Recipe for a Good Night’s Sleep

What if someone told you there was one simple action you could take to improve your child’s mood, behavior, and success in school? What if this same action reduced his risk of developing diabetes, obesity, heart disease, and even the common cold? Helping your child establish and maintain a sleep routine has a huge impact on all these areas. Research shows getting enough quality sleep is essential for growth and development, mental and physical health, and quality of life.

A word about sleep and weight: Consistently not getting enough sleep is associated with gaining weight and increased body fat. Quality and amount of sleep also plays a role in appetite regulation. A lack of sleep contributes to a bigger appetite and increasing cravings for carbohydrates.1 Ensuring your child is getting enough restful sleep will help him maintain a healthy weight.

How much sleep does my child need?  

Age Recommended Amount of Sleep
Newborns 16–18 hours a day
Preschool-aged children 11–12 hours a day
School-aged children At least 10 hours a day
Teens 9–10 hours a day
Adults (including the elderly) 7–8 hours a day

(National Institutes of Health)

Technology making you tired? Exposure to bright artificial light in the evening from TV screens, smart phones, and other electronics disrupts the body’s circadian rhythm, making it harder to fall asleep.2 Shutting off phones and other electronics at night will help your children get the restful sleep they need.

For other tips on how to ensure your child is getting an adequate amount of quality sleep, see our “Recipe for a Good Night’s Sleep.”

 

 

A Good Night’s Sleep

Prep time: 1 hour 

           

Ingredients Instructions
1 Consistent Bed Time

1 Bedtime Ritual

60 minutes of physical activity

1 cool, quiet, dark bedroom – make sure to remove the electronics before bed

 

 

1. Keep the same sleep schedule on school nights and weekends.

2. Reserve the hour before bed for quiet time.

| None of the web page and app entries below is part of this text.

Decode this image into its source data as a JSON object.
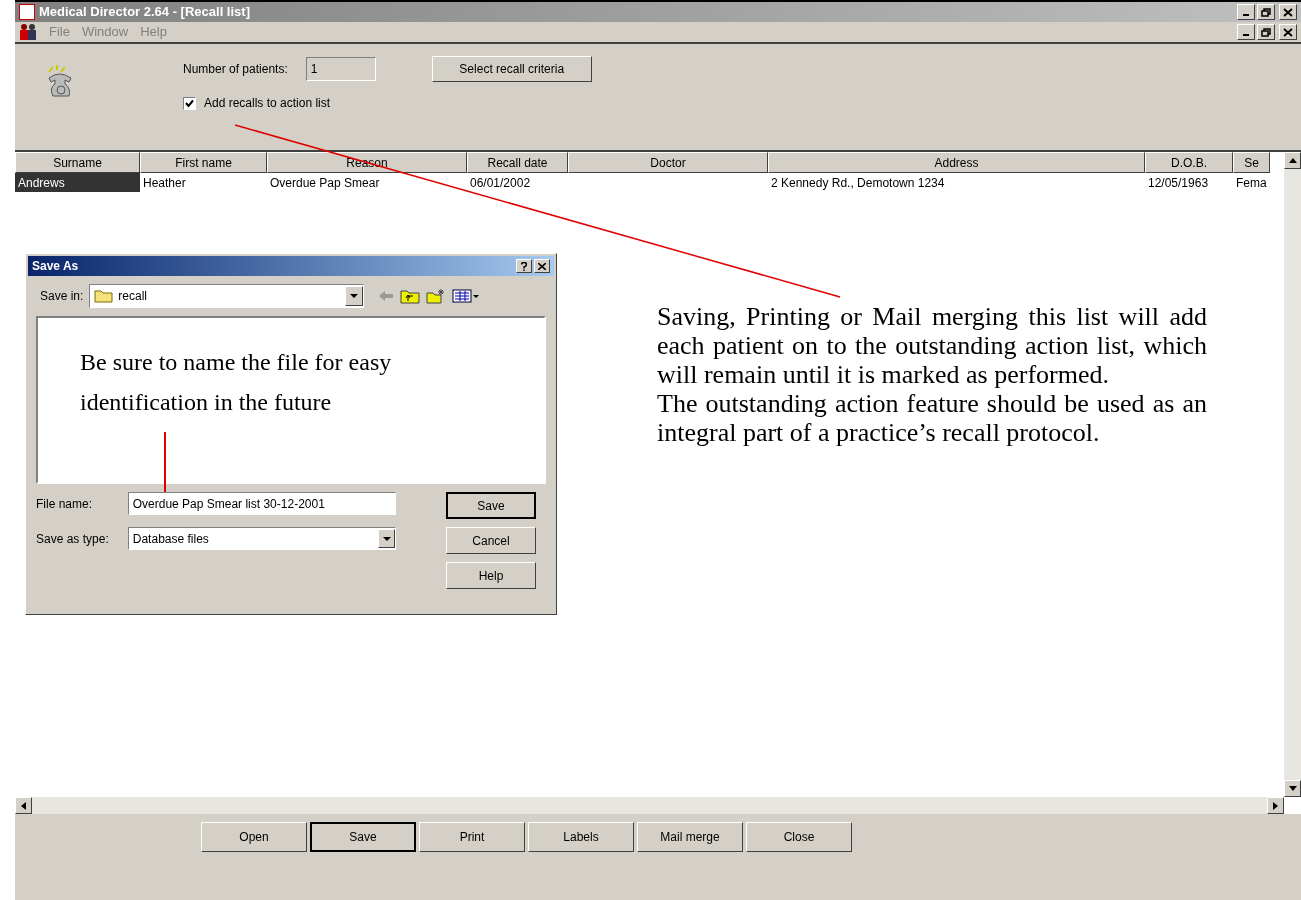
{
  "window": {
    "title": "Medical Director 2.64 - [Recall list]"
  },
  "menu": [
    "File",
    "Window",
    "Help"
  ],
  "top_panel": {
    "patients_label": "Number of patients:",
    "patients_value": "1",
    "criteria_button": "Select recall criteria",
    "checkbox": {
      "label": "Add recalls to action list",
      "checked": true
    }
  },
  "table": {
    "columns": [
      "Surname",
      "First name",
      "Reason",
      "Recall date",
      "Doctor",
      "Address",
      "D.O.B.",
      "Se"
    ],
    "rows": [
      {
        "cells": [
          {
            "text": "Andrews",
            "selected": true
          },
          {
            "text": "Heather",
            "selected": false
          },
          {
            "text": "Overdue Pap Smear",
            "selected": false
          },
          {
            "text": "06/01/2002",
            "selected": false
          },
          {
            "selected": false
          },
          {
            "text": "2 Kennedy Rd.,  Demotown  1234",
            "selected": false
          },
          {
            "text": "12/05/1963",
            "selected": false
          },
          {
            "text": "Fema",
            "selected": false
          }
        ]
      }
    ]
  },
  "dialog": {
    "title": "Save As",
    "save_in_label": "Save in:",
    "save_in_value": "recall",
    "note": "Be sure to name the file for easy identification in the future",
    "file_name_label": "File name:",
    "file_name_value": "Overdue Pap Smear list 30-12-2001",
    "type_label": "Save as type:",
    "type_value": "Database files",
    "buttons": [
      {
        "label": "Save",
        "default": true
      },
      {
        "label": "Cancel",
        "default": false
      },
      {
        "label": "Help",
        "default": false
      }
    ]
  },
  "annotation": [
    "Saving, Printing or Mail merging this list will add each patient on to the outstanding action list, which will remain until it is marked as performed.",
    "The outstanding action feature should be used as an integral part of a practice’s recall protocol."
  ],
  "buttons": [
    {
      "label": "Open",
      "default": false
    },
    {
      "label": "Save",
      "default": true
    },
    {
      "label": "Print",
      "default": false
    },
    {
      "label": "Labels",
      "default": false
    },
    {
      "label": "Mail merge",
      "default": false
    },
    {
      "label": "Close",
      "default": false
    }
  ]
}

Avoid exercising and bright artificial lights from a TV, smartphone, etc. This hour should be spent doing a calming bedtime ritual each night that helps your child relax before bed, such as taking a hot bath or reading.

3. Avoid heavy meals and caffeine within a couple hours of bedtime.

4. Encourage your child to spend time outdoors and exercise during the day.

5. If your child tells you it is difficult to fall asleep due to worrying at bedtime, encourage him to write these feelings in a journal at a set time each day.

 


“A good laugh and a long sleep are the best cures in the doctor’s book.”  
-Irish Proverb

 

By Christine McCaslin, MS, RN, CPNP

References

1 Morselli, L.L., Guyon, A., and Spiegel, K. (2012). Sleep and metabolic function. Pflügers Arch. 463(1):139-160.

2 National Institutes of Health. (2012). Sleep deprivation and deficiency. Accessed February 22, 2017 from https://www.nhlbi.nih.gov/health/health-topics/topics/sdd

Leave a Reply

Your email address will not be published. Required fields are marked *